C. B.E., 1914 star and clasp); military assistant to the Judge Advocate General, 1916-23;
D. A.A.G., 1917; assistant adjutant-general, war office, 1918-23; Deputy Judge Advocate General British Forces in China (Shanghai Defence Force), 1927; military deputy of the Judge Advocate General (war office and air ministry) and in charge of the military and air force department of his office, 1923-34. Address: 33 Dover Street, W.l; 2 Barden Court, Temple,
E. C. Clubs: Carlton, Conservative, Leander.
Barrett, Colonel Hugh Scott, C.B.E., 1937;
T.D.; military deputy of Judge Advocate General of the Forces, and officer in charge of military and air force department of his office since 1934; b. 3 March 1887; y.s. of late Sir William Scott Barrett and Julia Louisa Colville; m. 1916, Dorothy, d. of late Rev. A. E. Farrar; three s. one d. Educ.: Aldenham School; St. John's College, Cambridge (scholar). Called to bar, Inner Temple, 1911; Northern circuit; commission in 6th (Rifle) Battn.

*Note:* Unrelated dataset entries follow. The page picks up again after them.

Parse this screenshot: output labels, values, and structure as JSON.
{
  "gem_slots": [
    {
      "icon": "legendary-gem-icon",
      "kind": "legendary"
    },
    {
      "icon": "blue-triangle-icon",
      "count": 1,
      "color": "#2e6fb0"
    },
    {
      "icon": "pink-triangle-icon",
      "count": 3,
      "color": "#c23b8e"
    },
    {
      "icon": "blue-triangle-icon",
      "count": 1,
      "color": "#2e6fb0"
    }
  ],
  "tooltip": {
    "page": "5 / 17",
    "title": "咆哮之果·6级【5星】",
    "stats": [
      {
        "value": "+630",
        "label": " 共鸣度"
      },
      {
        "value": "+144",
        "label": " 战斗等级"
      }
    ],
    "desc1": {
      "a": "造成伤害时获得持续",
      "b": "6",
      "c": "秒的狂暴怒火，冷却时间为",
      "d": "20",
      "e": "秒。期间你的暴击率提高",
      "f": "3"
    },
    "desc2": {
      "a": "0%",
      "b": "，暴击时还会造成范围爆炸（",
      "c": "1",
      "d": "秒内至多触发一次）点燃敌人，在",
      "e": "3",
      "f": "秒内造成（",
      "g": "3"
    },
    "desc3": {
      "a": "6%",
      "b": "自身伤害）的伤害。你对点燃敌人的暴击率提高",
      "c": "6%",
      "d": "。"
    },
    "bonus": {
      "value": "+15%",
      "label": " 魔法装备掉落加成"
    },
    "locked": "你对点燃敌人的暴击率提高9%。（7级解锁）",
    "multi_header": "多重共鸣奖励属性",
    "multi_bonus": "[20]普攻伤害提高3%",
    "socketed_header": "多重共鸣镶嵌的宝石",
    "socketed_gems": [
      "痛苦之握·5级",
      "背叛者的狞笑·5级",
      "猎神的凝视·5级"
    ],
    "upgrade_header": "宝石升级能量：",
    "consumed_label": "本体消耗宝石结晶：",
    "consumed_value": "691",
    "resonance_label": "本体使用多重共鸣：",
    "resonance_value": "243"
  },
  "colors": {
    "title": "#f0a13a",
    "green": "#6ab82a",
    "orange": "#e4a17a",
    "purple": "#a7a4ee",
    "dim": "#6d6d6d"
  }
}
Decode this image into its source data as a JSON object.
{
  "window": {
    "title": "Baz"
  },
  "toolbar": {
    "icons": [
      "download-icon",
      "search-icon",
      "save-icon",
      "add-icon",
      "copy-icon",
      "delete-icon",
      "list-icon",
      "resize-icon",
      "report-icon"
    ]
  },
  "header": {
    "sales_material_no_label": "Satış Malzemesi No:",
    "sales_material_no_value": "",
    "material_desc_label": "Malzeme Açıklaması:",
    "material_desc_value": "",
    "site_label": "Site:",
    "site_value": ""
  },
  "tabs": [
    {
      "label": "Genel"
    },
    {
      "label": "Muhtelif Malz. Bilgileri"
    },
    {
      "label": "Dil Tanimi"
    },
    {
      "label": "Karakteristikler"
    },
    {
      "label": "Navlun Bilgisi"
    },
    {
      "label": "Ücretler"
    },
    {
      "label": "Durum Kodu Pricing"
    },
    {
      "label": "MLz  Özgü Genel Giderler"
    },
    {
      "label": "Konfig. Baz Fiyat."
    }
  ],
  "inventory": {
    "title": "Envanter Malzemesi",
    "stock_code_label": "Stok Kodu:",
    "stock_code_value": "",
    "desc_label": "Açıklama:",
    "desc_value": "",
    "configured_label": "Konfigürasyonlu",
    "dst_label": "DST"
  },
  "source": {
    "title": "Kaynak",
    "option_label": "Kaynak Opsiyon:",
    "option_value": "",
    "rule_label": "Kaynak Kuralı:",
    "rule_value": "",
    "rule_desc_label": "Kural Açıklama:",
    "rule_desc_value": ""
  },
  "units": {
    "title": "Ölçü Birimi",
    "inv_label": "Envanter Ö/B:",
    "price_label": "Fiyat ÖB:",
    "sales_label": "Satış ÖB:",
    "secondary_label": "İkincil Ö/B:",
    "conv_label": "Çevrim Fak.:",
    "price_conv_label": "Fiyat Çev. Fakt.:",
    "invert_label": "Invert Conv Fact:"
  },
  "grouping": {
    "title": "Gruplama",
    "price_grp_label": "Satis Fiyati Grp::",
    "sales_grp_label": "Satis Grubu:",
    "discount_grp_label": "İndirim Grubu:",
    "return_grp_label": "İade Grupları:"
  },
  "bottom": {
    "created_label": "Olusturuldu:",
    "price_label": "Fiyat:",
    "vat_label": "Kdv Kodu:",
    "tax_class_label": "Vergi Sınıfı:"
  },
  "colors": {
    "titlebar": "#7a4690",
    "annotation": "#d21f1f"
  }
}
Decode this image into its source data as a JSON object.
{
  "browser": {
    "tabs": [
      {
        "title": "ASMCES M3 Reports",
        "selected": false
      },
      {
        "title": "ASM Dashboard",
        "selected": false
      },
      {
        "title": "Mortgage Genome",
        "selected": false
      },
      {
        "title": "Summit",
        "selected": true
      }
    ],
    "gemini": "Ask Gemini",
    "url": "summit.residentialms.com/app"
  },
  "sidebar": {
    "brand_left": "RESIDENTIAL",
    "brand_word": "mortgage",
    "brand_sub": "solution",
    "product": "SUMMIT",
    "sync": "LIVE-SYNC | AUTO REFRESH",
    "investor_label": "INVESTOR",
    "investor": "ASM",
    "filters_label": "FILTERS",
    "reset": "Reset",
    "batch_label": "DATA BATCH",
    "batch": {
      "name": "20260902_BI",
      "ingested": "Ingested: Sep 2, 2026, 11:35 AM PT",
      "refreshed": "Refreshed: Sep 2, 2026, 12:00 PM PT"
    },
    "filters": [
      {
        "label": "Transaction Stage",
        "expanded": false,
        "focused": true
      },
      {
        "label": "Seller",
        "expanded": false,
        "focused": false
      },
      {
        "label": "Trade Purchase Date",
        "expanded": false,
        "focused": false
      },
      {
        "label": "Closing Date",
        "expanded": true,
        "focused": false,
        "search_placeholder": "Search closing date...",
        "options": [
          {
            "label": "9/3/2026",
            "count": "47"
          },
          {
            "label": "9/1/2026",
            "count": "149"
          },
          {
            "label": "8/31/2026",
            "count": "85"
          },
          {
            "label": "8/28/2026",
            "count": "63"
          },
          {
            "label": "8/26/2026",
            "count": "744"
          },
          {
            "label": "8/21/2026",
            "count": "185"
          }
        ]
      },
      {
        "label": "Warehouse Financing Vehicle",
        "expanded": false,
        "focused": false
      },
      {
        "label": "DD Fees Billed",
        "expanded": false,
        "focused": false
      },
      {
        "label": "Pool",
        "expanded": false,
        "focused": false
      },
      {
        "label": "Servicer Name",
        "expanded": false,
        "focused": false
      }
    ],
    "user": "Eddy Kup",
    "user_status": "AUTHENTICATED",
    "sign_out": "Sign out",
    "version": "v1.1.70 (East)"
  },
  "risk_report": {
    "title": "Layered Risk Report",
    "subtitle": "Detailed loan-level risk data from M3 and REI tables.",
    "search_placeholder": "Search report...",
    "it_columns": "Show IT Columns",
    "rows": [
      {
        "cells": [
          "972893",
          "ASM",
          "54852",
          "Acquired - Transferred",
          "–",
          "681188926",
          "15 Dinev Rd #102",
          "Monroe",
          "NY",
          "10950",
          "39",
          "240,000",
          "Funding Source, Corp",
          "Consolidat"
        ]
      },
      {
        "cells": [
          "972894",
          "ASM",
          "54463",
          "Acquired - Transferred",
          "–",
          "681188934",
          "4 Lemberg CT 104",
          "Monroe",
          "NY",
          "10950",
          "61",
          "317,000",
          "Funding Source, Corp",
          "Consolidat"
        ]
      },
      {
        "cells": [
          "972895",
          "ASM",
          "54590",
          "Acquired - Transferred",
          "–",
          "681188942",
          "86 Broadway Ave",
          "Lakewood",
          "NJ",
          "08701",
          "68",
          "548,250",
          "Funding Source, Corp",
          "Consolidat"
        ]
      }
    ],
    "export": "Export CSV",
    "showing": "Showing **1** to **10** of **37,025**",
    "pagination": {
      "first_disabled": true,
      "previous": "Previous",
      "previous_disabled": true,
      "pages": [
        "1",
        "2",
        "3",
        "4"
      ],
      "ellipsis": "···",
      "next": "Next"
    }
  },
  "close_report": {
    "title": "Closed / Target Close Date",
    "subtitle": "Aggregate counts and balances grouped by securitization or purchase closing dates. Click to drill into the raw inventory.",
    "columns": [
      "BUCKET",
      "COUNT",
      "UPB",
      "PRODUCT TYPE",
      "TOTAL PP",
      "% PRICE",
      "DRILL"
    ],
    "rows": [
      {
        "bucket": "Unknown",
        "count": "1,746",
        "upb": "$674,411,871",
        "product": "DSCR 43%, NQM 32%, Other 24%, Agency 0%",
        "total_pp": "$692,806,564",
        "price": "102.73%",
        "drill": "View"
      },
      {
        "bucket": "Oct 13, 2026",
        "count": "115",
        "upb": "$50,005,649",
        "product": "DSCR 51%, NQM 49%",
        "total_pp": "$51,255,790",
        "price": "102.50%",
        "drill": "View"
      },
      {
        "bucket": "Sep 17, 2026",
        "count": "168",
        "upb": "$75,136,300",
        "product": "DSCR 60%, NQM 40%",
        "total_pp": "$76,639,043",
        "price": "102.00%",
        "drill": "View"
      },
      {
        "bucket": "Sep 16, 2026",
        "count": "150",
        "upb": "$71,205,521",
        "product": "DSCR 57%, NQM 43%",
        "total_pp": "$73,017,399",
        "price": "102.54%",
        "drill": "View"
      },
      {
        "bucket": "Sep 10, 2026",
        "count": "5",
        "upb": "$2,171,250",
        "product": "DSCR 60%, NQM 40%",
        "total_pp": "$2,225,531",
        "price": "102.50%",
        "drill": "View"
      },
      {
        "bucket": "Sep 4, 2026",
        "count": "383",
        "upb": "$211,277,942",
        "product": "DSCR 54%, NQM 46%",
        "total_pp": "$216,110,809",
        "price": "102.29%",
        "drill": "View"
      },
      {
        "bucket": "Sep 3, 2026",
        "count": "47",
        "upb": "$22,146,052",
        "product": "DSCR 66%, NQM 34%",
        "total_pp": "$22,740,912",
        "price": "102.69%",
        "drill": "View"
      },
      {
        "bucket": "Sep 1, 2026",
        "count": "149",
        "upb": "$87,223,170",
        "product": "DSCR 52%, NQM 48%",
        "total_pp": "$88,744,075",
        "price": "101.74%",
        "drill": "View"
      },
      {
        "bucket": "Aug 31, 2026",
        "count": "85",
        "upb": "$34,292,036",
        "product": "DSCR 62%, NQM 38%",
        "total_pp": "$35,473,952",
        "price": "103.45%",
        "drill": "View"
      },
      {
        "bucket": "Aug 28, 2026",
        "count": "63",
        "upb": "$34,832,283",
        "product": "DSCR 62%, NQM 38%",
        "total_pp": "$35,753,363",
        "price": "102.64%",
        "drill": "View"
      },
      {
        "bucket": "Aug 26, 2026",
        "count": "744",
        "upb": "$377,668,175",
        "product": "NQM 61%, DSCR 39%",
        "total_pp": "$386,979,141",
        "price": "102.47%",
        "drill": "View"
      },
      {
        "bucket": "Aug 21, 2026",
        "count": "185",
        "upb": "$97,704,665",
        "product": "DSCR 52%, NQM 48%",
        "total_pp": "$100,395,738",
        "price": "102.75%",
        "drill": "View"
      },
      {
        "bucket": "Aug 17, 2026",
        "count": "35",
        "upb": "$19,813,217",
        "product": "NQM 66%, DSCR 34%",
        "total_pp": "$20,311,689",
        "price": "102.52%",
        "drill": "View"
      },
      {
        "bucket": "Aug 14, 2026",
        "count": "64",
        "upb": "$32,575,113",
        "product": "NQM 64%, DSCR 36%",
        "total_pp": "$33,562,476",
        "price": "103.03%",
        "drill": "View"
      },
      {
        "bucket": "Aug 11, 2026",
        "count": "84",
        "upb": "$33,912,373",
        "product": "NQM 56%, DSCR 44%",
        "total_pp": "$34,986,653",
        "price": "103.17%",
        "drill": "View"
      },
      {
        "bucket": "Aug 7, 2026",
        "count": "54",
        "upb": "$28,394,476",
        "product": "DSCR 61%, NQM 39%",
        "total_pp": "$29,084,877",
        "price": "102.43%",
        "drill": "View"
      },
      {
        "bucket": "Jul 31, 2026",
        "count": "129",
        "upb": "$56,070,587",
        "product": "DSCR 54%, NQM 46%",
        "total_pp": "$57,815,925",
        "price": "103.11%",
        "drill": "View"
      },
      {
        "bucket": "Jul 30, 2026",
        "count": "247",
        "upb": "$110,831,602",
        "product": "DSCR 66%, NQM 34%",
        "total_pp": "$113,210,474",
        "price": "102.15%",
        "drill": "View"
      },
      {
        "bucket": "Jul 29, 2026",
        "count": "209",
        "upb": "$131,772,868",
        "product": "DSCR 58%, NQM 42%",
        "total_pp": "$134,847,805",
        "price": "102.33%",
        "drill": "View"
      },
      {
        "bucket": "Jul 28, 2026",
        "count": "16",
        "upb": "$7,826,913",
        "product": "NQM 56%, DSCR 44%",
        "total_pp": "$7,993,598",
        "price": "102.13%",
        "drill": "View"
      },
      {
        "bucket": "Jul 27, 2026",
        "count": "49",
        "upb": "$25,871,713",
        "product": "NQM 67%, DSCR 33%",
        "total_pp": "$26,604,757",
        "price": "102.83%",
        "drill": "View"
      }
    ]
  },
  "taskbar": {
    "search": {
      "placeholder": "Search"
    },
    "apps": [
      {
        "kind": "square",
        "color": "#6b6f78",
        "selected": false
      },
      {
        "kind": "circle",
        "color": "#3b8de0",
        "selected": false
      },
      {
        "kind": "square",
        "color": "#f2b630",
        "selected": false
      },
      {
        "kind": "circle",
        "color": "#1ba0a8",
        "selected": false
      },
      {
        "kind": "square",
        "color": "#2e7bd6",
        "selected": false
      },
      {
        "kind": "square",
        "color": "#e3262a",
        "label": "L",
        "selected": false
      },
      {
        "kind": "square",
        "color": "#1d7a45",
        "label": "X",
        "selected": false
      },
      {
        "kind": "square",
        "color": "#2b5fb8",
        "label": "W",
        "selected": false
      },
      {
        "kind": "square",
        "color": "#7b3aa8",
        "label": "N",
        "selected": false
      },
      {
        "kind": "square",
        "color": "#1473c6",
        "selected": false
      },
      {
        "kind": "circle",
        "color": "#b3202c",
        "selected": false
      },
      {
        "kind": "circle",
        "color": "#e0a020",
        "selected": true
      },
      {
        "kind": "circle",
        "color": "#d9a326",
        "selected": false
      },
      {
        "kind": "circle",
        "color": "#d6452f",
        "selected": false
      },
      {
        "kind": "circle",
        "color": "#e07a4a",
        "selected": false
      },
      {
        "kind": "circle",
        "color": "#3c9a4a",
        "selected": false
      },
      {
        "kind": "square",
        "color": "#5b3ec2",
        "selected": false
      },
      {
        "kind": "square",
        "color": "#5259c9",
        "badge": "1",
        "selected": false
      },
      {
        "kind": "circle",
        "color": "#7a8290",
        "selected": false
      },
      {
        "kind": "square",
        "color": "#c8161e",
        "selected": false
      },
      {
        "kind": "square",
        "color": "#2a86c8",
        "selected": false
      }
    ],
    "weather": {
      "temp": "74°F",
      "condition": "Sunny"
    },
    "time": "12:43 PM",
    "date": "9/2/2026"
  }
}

The King's Regiment (Liverpool), T.A. 1910-23; regular commission, 1923; served European war, France, 1915-18 (O.B.E., despatches twice); D.A.A.G. 1919: Deputy Judge Advocate General, Army of the Rhine, 1920-23. China 1927-28, Egypt 1935, Palestine 1936. Address: St. Nicholas, Kings-wood, Surrey. T.: Burgh Heath 451. Club: United University.
Trapnell, John Graham, K.C. 1931; Barrister-at-law; Recorder of Plymouth since 1932; Judge Advocate of the fleet since 1933; b. 25 May 1875; s. of Caleb Trapnell. Stoke Bishop, Bristol; m. Ethel, d. of Thomas Chappel Gardiner; two s. Educ.: Harrogate college;
King's college, Cambridge. Called to bar, 1903; joined the Western circuit; naval service, European war, lieutenant, R.N.V.R. Address: 1 Temple Gardens, E.C.4. T.: Central 8557; 25 Holland Park, W.ll. T.: Park 6951. Clubs: Royal Air Force; Hampshire County, Winchester; Royal Yacht, Southampton; Royal Western Yacht, Plymouth.
In the Royal Air Force there are thirty-two officers of high rank who are in charge of contracts, and especially there are fifteen senior contract officers. In Canada we have the judge advocate general, one clerk grade 4 and one stenographer grade 3. I hope that the house will have no objection to my placing upon Hansard the few lines which contain the details of the officers of the directorate of contracts under the air ministry.